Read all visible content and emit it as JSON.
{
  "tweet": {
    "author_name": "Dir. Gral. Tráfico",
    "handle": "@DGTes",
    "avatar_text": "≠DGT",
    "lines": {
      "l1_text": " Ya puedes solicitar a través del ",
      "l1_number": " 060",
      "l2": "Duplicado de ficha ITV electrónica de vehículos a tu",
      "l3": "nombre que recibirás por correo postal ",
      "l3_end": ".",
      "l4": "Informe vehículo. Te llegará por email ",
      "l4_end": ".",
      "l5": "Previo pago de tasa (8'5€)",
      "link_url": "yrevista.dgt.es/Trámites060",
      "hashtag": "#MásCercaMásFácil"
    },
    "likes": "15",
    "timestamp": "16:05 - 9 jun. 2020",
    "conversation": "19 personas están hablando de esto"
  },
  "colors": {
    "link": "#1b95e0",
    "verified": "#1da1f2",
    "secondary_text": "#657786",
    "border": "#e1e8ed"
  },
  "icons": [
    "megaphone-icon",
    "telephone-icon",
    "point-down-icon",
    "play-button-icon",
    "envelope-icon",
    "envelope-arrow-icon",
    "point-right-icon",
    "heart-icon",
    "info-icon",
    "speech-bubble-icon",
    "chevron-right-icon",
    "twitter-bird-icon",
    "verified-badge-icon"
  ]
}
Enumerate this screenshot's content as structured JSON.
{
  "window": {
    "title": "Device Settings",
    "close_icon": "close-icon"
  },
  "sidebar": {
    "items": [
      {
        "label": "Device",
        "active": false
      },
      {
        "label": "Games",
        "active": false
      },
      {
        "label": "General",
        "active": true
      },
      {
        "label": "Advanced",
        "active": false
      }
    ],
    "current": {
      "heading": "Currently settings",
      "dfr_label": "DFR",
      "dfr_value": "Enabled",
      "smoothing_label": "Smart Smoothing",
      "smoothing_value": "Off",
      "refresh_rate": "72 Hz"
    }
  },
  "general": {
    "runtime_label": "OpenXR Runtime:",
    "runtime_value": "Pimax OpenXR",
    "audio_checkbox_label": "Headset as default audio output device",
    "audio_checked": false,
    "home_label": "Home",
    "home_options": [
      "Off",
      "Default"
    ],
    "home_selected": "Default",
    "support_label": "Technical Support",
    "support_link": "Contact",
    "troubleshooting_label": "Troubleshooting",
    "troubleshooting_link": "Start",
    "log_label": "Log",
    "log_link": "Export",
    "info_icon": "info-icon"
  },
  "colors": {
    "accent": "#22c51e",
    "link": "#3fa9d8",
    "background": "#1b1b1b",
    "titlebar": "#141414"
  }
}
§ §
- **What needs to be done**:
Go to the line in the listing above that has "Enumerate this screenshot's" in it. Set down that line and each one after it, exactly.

- **Solution below**:
Enumerate this screenshot's content as structured JSON.
{
  "window": {
    "title": "Device Settings",
    "close_icon": "close-icon"
  },
  "sidebar": {
    "items": [
      {
        "label": "Device",
        "active": false
      },
      {
        "label": "Games",
        "active": false
      },
      {
        "label": "General",
        "active": true
      },
      {
        "label": "Advanced",
        "active": false
      }
    ],
    "current": {
      "heading": "Currently settings",
      "dfr_label": "DFR",
      "dfr_value": "Enabled",
      "smoothing_label": "Smart Smoothing",
      "smoothing_value": "Off",
      "refresh_rate": "72 Hz"
    }
  },
  "general": {
    "runtime_label": "OpenXR Runtime:",
    "runtime_value": "Pimax OpenXR",
    "audio_checkbox_label": "Headset as default audio output device",
    "audio_checked": false,
    "home_label": "Home",
    "home_options": [
      "Off",
      "Default"
    ],
    "home_selected": "Default",
    "support_label": "Technical Support",
    "support_link": "Contact",
    "troubleshooting_label": "Troubleshooting",
    "troubleshooting_link": "Start",
    "log_label": "Log",
    "log_link": "Export",
    "info_icon": "info-icon"
  },
  "colors": {
    "accent": "#22c51e",
    "link": "#3fa9d8",
    "background": "#1b1b1b",
    "titlebar": "#141414"
  }
}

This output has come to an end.